US concerned at Turkey's pick of Chinese missiles
The United States Monday reacted with alarm to news that Turkey has chosen a Chinese company, slapped with US sanctions, to build its first long-range air defense and anti-missile system.
China Precision Machinery Export-Import Corp (CPMIEC) beat out competition from a US partnership of Raytheon and Lockheed Martin, Russia's Rosoboronexport, and the Italian-French consortium Eurosamrs in the tender, worth $4 billion according to Turkish media.
Turkey is a key regional ally to the United States, and currently has US-built Patriot missile systems deployed on its border to deter incoming attacks from Syria.
CPMIEC has been hit by a series of US sanctions over the past decade, accused of selling arms and missile technology to Iran and Pakistan, meaning that all US groups and individuals are barred from doing business with it.

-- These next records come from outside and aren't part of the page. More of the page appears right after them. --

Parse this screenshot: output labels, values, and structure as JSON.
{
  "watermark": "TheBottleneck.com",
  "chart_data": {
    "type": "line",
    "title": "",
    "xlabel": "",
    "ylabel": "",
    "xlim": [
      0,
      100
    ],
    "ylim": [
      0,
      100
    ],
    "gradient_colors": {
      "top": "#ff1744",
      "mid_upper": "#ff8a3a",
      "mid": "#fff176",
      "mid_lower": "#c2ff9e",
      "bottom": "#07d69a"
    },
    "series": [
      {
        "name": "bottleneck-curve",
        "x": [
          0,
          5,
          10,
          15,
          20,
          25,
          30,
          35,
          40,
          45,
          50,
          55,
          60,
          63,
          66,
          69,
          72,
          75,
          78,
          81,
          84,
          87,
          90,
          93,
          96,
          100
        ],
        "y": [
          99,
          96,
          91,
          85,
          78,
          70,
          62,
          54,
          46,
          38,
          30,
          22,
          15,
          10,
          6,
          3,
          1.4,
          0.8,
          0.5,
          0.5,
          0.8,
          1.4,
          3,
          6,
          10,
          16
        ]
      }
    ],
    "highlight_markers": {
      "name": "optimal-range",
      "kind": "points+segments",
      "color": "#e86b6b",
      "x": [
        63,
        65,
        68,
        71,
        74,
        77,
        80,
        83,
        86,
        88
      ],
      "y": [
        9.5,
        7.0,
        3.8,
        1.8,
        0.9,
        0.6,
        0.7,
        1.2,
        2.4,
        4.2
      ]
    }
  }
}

The United States has "conveyed our serious concerns about the Turkish government's contract discussions with a US-sanctioned company for a missile defense system that will not be interoperable with NATO systems or collective defense capabilities," State Department spokeswoman Jen Psaki said.
"Our discussions will continue," she told reporters.
An official statement from Ankara last week said Turkey had "decided to begin talks with the CPMIEC company of the People's Republic of China for the joint production of the systems and its missiles in Turkey."
Turkey wants to build its own long-range air defense and anti-missile architecture to counter both enemy aircraft and missiles.
In January, NATO began deploying Patriot missile system batteries to help protect Turkey from any spillover of the conflict in neighboring Syria.
The Patriot missiles, effective against aircraft and short-range missiles, were provided by the United States, Germany and the Netherlands.